Among the entries below, how many lines have the word "anatomia"? Answer only with the number.
Data supplied below:
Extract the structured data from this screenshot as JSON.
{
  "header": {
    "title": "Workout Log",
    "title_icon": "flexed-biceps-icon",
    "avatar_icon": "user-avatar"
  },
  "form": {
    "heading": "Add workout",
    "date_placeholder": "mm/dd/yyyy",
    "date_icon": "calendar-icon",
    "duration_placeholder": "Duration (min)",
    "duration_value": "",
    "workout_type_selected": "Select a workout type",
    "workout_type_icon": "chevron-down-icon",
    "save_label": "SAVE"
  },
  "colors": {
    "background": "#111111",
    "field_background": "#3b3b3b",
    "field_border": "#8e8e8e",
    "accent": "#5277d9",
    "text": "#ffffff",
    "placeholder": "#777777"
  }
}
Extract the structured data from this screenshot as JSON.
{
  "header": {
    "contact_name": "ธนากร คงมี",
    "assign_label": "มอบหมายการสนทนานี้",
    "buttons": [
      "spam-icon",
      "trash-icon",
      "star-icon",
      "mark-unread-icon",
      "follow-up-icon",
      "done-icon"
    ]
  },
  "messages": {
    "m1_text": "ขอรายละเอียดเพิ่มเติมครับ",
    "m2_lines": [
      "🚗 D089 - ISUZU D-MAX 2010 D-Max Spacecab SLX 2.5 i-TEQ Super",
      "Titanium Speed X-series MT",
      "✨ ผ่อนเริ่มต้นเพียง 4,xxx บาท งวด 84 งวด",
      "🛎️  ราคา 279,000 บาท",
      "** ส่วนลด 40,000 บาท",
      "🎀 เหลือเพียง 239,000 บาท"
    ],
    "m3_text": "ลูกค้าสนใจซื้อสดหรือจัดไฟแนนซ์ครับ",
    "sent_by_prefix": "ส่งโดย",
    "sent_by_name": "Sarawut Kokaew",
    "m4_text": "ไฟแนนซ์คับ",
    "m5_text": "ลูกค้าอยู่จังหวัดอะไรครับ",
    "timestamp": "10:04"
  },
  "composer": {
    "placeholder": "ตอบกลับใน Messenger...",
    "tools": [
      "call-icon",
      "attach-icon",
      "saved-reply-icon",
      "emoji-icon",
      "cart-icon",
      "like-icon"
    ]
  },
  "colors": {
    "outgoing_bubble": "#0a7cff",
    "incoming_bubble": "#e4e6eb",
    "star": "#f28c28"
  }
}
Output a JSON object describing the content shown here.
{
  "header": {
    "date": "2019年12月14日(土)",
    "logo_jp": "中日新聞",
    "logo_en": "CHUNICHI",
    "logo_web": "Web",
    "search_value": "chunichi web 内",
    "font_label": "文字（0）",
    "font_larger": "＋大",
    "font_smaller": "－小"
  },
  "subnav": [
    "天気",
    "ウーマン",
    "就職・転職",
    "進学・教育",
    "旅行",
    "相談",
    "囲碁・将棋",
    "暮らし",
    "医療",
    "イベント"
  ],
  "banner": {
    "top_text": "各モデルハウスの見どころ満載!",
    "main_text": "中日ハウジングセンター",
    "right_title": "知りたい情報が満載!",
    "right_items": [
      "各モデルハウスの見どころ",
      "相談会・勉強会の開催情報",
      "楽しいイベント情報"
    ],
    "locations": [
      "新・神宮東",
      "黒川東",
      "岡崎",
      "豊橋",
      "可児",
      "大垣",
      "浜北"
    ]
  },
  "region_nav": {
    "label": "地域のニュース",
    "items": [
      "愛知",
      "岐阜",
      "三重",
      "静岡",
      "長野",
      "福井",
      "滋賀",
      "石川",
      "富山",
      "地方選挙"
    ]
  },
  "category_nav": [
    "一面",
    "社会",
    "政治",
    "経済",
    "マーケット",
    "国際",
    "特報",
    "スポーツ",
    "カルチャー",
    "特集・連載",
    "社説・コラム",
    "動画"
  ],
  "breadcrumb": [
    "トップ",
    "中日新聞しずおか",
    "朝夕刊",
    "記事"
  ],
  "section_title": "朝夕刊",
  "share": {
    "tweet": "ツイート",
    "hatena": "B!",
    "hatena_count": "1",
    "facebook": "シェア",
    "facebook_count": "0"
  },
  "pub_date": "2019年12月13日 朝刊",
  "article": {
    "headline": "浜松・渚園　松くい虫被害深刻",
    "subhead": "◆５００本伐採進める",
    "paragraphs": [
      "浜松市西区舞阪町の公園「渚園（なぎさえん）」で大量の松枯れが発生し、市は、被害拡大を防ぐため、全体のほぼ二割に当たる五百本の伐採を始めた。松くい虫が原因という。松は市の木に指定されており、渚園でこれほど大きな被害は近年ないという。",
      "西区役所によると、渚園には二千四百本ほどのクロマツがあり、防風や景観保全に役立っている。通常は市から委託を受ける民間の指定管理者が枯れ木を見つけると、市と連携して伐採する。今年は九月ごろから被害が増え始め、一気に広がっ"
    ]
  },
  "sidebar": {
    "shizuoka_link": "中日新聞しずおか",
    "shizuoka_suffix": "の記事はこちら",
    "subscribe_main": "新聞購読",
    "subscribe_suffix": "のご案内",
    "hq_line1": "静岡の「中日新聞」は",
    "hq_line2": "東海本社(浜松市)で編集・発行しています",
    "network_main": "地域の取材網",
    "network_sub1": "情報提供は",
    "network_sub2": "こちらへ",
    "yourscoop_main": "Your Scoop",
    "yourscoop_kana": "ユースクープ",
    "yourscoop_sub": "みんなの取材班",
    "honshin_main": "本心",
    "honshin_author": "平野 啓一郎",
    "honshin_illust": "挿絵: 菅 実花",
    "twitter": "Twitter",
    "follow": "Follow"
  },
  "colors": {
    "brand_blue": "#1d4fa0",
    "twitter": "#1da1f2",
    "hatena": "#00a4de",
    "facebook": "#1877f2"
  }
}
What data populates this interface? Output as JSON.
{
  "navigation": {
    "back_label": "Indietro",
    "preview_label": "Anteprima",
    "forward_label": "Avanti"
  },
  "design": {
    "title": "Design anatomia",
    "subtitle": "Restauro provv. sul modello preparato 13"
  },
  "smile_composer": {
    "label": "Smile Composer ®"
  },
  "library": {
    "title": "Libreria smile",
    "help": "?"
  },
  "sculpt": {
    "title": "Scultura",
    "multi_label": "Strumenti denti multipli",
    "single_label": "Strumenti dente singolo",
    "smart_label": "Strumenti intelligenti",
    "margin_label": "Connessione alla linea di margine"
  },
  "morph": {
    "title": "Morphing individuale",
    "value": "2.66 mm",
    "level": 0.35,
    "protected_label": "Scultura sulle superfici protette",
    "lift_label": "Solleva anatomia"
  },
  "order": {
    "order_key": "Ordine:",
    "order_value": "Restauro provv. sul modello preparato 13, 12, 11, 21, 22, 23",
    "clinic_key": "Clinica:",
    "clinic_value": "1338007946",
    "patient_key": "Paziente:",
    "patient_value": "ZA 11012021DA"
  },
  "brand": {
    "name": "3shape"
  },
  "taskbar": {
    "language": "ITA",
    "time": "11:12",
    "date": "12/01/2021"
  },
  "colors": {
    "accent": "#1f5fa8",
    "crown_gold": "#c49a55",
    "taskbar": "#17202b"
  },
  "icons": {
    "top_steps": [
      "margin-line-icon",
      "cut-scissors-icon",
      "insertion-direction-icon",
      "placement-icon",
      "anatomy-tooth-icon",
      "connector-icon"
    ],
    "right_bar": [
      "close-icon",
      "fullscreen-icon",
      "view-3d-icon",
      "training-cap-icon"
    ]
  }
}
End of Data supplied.
• Answer box: 2